On December 16, 2012 a 23 year old female student was gang-raped on a bus in Delhi. She succumbed to her injuries and passed away on December 29th, 2012. Philips and colleagues carried out a systematic study whereby they searched two news databases and individual newspapers for English-language published media reports covering the gang-rape, to investigate the media’s role in the spread of information from local to a global scale and its impact.
Results from the study show that the news of the occurrence spread globally within 2 days via professional media sources, followed by protests against the current treatment of women and laws against rape in India. The findings also indicate that although the spread of information via the media is fast, it has major limitations. Inconsistent depiction of the event was identified with variable details highlighting potential risks of inaccurate reporting. Despite this, the media remains a powerful tool in the spread of news and events around the world and formation of social movements.
2015 saw the launch of this cross-journal thematic series which spans the journals BMC Women’s Health and BMC Pregnancy and Childbirth. The series launched in November 2015 and is currently open for submissions.
The purpose of this thematic series is to build a strong understanding of violence against women, and identify structural inequities that make women vulnerable to numerous forms of violence such as abuse, physical assaults, or criminal acts. Interpersonal violence is one of the most common forms of violence against women and refers to everyday violence which includes sexual and physical assault that occurs between family members, intimates, or acquaintances. Structural violence refers to social arrangements which harm or otherwise disadvantage individuals.

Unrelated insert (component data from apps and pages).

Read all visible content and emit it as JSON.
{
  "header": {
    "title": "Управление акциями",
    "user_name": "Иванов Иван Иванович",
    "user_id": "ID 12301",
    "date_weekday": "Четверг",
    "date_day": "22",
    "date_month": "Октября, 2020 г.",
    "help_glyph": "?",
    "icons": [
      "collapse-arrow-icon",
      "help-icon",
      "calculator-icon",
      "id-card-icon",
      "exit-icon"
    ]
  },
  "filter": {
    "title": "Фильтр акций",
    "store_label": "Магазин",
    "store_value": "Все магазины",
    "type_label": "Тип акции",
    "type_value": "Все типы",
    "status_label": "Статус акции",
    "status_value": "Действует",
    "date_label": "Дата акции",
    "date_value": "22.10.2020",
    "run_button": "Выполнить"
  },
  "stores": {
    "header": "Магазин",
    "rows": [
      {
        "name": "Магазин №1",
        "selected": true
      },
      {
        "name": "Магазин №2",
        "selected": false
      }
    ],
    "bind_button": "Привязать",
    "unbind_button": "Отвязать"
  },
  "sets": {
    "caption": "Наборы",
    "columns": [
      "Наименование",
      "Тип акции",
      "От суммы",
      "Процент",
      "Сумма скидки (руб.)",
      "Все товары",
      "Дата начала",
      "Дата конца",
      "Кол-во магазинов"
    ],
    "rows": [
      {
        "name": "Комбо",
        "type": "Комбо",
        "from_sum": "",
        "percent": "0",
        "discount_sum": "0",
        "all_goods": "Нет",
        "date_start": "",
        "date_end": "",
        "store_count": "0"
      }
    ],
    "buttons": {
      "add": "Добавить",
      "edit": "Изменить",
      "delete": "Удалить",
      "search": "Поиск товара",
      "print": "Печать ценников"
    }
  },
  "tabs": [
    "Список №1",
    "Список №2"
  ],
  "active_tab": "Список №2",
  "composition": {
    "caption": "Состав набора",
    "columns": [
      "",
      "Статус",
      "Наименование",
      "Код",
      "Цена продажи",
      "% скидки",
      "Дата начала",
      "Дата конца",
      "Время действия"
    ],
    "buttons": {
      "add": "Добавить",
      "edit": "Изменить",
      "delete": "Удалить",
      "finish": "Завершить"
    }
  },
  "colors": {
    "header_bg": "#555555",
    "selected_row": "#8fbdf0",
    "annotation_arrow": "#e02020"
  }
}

If you would like to submit a paper for consideration in the thematic series, please submit your paper to either BMC Women’s Health or BMC Pregnancy and Childbirth, assessing which journal your paper is in scope for. When submitting your paper, please include the name of the thematic series for which you would like the manuscript to be considered a part of in your cover letter. For further information in relation to the journal guidelines, please click here.